INS Khanderi is the follow-on to INS Kalvari, which was the first of the French origin Scorpene class submarines being indigenously constructed in India and commissioned by the prime minister in 2017.
First put out to sea in 2017, INS Khanderi has undergone comprehensive sea trials, torpedo and missile firings to validate her fighting capability. She was handed over to the Indian Navy on completion of trials on 19 September 2019. At 67.5 meters long and 12.3 meters high, Khanderi embodies cutting edge technologies that ensure stealthy, silent operations underwater and is equipped with an array of torpedoes, missiles and sensors that enable her to detect, identify and destroy enemy targets.

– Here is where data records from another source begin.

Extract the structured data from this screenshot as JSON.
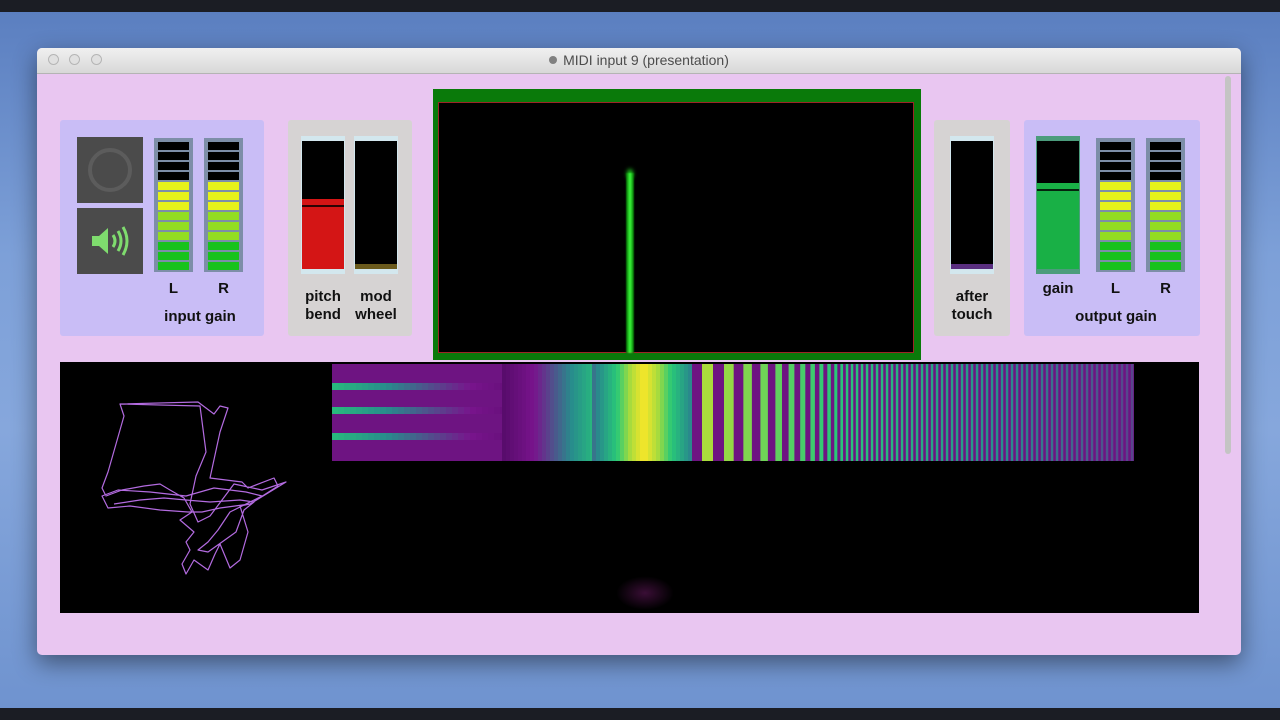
{
  "window": {
    "title": "MIDI input 9 (presentation)"
  },
  "input_section": {
    "label": "input gain",
    "left_label": "L",
    "right_label": "R",
    "left_level": 0.72,
    "right_level": 0.72,
    "power_icon": "power-ring-icon",
    "speaker_icon": "speaker-icon"
  },
  "pitch_bend": {
    "label_line1": "pitch",
    "label_line2": "bend",
    "value": 0.55,
    "color": "#d41515"
  },
  "mod_wheel": {
    "label_line1": "mod",
    "label_line2": "wheel",
    "value": 0.04,
    "color": "#6a5a1c"
  },
  "after_touch": {
    "label_line1": "after",
    "label_line2": "touch",
    "value": 0.04,
    "color": "#5a2f80"
  },
  "output_section": {
    "label": "output gain",
    "gain_label": "gain",
    "left_label": "L",
    "right_label": "R",
    "gain_value": 0.67,
    "gain_color": "#19b046",
    "left_level": 0.72,
    "right_level": 0.72
  },
  "colors": {
    "window_bg": "#e9c6f1",
    "panel_bg": "#c9bdf6",
    "control_panel_bg": "#d6d3d3",
    "scope_frame": "#0a7a0a",
    "trace_color": "#b36be0"
  }
}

The first submarine was commissioned into the Indian Navy on 6 December 1968 and was decommissioned on 18 October 1989 after 20 years of service to the nation.
Rajnath Singh said due impetus has been given for timely acquisition of state-of-the-art weapons, sensors and platforms, adding that the government has given more freedom and support to armed forces to take decisions in the nation’s interest. “We are committed to far-reaching changes in our defence preparedness”, he said.
“You cannot buy a confident Navy. A confident Navy is always built by a confident Government”, Raksha Mantri said, adding that the Indian Navy has the confidence which no other country in the Indian Ocean possesses.
Rajnath Singh urged not just the security forces, but every citizen of the country to stay alert and united to meet any future challenges. “We have to be on the guard against state and non-state actors from across the border”, he said.
Underlining the importance of Oceans in development trajectory of a nation, the defence minister said, oceans are gateway of opportunities as well as grave threats if the maritime forces are not alert. He said, the Indian Navy should be the last men standing in the Indian Ocean Region. “We need to safeguard the sea lanes of Indian Ocean to maintain and promote peace & trade in the region. We care about the Indian Ocean & we will take strong action if anyone tries to disturb the peace”, he added.